TASK MATERIAL ->
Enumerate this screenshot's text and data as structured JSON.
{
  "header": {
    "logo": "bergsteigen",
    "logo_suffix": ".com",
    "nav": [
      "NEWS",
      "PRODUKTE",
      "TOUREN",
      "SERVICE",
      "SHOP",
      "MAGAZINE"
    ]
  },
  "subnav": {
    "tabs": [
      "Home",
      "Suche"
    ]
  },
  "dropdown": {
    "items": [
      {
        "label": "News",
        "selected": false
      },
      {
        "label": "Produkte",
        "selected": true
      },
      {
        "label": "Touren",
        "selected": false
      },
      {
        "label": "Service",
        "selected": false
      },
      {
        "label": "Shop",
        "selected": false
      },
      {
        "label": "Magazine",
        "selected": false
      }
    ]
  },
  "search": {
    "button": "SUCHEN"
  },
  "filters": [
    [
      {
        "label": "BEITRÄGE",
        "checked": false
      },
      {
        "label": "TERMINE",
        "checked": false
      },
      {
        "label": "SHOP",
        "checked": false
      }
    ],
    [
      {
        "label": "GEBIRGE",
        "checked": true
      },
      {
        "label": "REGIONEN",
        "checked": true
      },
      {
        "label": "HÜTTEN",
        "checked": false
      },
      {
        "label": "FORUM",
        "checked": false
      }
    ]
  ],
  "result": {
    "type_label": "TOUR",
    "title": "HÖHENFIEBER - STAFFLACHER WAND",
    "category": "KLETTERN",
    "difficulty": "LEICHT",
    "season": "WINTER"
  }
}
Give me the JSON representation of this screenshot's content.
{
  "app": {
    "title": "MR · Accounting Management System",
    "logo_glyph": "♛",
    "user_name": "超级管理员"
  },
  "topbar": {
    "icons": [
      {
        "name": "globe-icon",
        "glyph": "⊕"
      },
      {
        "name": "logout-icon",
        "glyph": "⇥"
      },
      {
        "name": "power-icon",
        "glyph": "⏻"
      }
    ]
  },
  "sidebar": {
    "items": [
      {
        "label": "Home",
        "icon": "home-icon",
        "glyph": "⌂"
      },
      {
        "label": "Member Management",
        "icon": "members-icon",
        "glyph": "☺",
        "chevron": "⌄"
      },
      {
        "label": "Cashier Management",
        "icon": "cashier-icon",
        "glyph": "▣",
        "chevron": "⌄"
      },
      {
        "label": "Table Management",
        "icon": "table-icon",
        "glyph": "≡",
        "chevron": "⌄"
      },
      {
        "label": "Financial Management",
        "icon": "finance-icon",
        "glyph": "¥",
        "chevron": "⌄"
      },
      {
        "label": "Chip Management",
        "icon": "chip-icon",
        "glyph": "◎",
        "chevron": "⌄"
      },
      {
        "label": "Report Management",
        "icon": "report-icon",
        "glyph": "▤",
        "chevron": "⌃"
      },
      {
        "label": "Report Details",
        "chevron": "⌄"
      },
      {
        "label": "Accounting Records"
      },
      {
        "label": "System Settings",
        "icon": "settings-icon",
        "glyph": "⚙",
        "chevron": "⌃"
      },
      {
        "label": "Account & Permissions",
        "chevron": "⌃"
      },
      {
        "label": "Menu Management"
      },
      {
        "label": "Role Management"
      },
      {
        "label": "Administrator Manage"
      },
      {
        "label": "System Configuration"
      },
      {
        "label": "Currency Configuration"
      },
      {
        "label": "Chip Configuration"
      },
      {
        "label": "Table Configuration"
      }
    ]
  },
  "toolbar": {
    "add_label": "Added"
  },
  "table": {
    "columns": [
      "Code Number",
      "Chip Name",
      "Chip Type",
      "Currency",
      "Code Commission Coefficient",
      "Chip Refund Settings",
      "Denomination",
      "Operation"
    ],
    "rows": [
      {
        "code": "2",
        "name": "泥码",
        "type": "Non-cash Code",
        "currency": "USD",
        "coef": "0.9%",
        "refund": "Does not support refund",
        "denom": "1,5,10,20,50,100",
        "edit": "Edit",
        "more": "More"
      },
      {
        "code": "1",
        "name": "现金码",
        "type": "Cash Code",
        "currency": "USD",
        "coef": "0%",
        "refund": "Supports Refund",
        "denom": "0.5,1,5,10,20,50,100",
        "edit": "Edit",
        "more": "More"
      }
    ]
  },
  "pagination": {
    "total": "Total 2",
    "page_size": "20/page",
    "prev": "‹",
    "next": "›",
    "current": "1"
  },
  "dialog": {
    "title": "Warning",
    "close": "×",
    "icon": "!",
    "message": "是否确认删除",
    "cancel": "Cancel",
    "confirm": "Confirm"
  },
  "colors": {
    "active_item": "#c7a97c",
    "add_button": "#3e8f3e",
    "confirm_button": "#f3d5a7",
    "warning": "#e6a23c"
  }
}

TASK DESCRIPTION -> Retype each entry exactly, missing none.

PROBLEM SOLUTION ->
Enumerate this screenshot's text and data as structured JSON.
{
  "header": {
    "logo": "bergsteigen",
    "logo_suffix": ".com",
    "nav": [
      "NEWS",
      "PRODUKTE",
      "TOUREN",
      "SERVICE",
      "SHOP",
      "MAGAZINE"
    ]
  },
  "subnav": {
    "tabs": [
      "Home",
      "Suche"
    ]
  },
  "dropdown": {
    "items": [
      {
        "label": "News",
        "selected": false
      },
      {
        "label": "Produkte",
        "selected": true
      },
      {
        "label": "Touren",
        "selected": false
      },
      {
        "label": "Service",
        "selected": false
      },
      {
        "label": "Shop",
        "selected": false
      },
      {
        "label": "Magazine",
        "selected": false
      }
    ]
  },
  "search": {
    "button": "SUCHEN"
  },
  "filters": [
    [
      {
        "label": "BEITRÄGE",
        "checked": false
      },
      {
        "label": "TERMINE",
        "checked": false
      },
      {
        "label": "SHOP",
        "checked": false
      }
    ],
    [
      {
        "label": "GEBIRGE",
        "checked": true
      },
      {
        "label": "REGIONEN",
        "checked": true
      },
      {
        "label": "HÜTTEN",
        "checked": false
      },
      {
        "label": "FORUM",
        "checked": false
      }
    ]
  ],
  "result": {
    "type_label": "TOUR",
    "title": "HÖHENFIEBER - STAFFLACHER WAND",
    "category": "KLETTERN",
    "difficulty": "LEICHT",
    "season": "WINTER"
  }
}
Give me the JSON representation of this screenshot's content.
{
  "app": {
    "title": "MR · Accounting Management System",
    "logo_glyph": "♛",
    "user_name": "超级管理员"
  },
  "topbar": {
    "icons": [
      {
        "name": "globe-icon",
        "glyph": "⊕"
      },
      {
        "name": "logout-icon",
        "glyph": "⇥"
      },
      {
        "name": "power-icon",
        "glyph": "⏻"
      }
    ]
  },
  "sidebar": {
    "items": [
      {
        "label": "Home",
        "icon": "home-icon",
        "glyph": "⌂"
      },
      {
        "label": "Member Management",
        "icon": "members-icon",
        "glyph": "☺",
        "chevron": "⌄"
      },
      {
        "label": "Cashier Management",
        "icon": "cashier-icon",
        "glyph": "▣",
        "chevron": "⌄"
      },
      {
        "label": "Table Management",
        "icon": "table-icon",
        "glyph": "≡",
        "chevron": "⌄"
      },
      {
        "label": "Financial Management",
        "icon": "finance-icon",
        "glyph": "¥",
        "chevron": "⌄"
      },
      {
        "label": "Chip Management",
        "icon": "chip-icon",
        "glyph": "◎",
        "chevron": "⌄"
      },
      {
        "label": "Report Management",
        "icon": "report-icon",
        "glyph": "▤",
        "chevron": "⌃"
      },
      {
        "label": "Report Details",
        "chevron": "⌄"
      },
      {
        "label": "Accounting Records"
      },
      {
        "label": "System Settings",
        "icon": "settings-icon",
        "glyph": "⚙",
        "chevron": "⌃"
      },
      {
        "label": "Account & Permissions",
        "chevron": "⌃"
      },
      {
        "label": "Menu Management"
      },
      {
        "label": "Role Management"
      },
      {
        "label": "Administrator Manage"
      },
      {
        "label": "System Configuration"
      },
      {
        "label": "Currency Configuration"
      },
      {
        "label": "Chip Configuration"
      },
      {
        "label": "Table Configuration"
      }
    ]
  },
  "toolbar": {
    "add_label": "Added"
  },
  "table": {
    "columns": [
      "Code Number",
      "Chip Name",
      "Chip Type",
      "Currency",
      "Code Commission Coefficient",
      "Chip Refund Settings",
      "Denomination",
      "Operation"
    ],
    "rows": [
      {
        "code": "2",
        "name": "泥码",
        "type": "Non-cash Code",
        "currency": "USD",
        "coef": "0.9%",
        "refund": "Does not support refund",
        "denom": "1,5,10,20,50,100",
        "edit": "Edit",
        "more": "More"
      },
      {
        "code": "1",
        "name": "现金码",
        "type": "Cash Code",
        "currency": "USD",
        "coef": "0%",
        "refund": "Supports Refund",
        "denom": "0.5,1,5,10,20,50,100",
        "edit": "Edit",
        "more": "More"
      }
    ]
  },
  "pagination": {
    "total": "Total 2",
    "page_size": "20/page",
    "prev": "‹",
    "next": "›",
    "current": "1"
  },
  "dialog": {
    "title": "Warning",
    "close": "×",
    "icon": "!",
    "message": "是否确认删除",
    "cancel": "Cancel",
    "confirm": "Confirm"
  },
  "colors": {
    "active_item": "#c7a97c",
    "add_button": "#3e8f3e",
    "confirm_button": "#f3d5a7",
    "warning": "#e6a23c"
  }
}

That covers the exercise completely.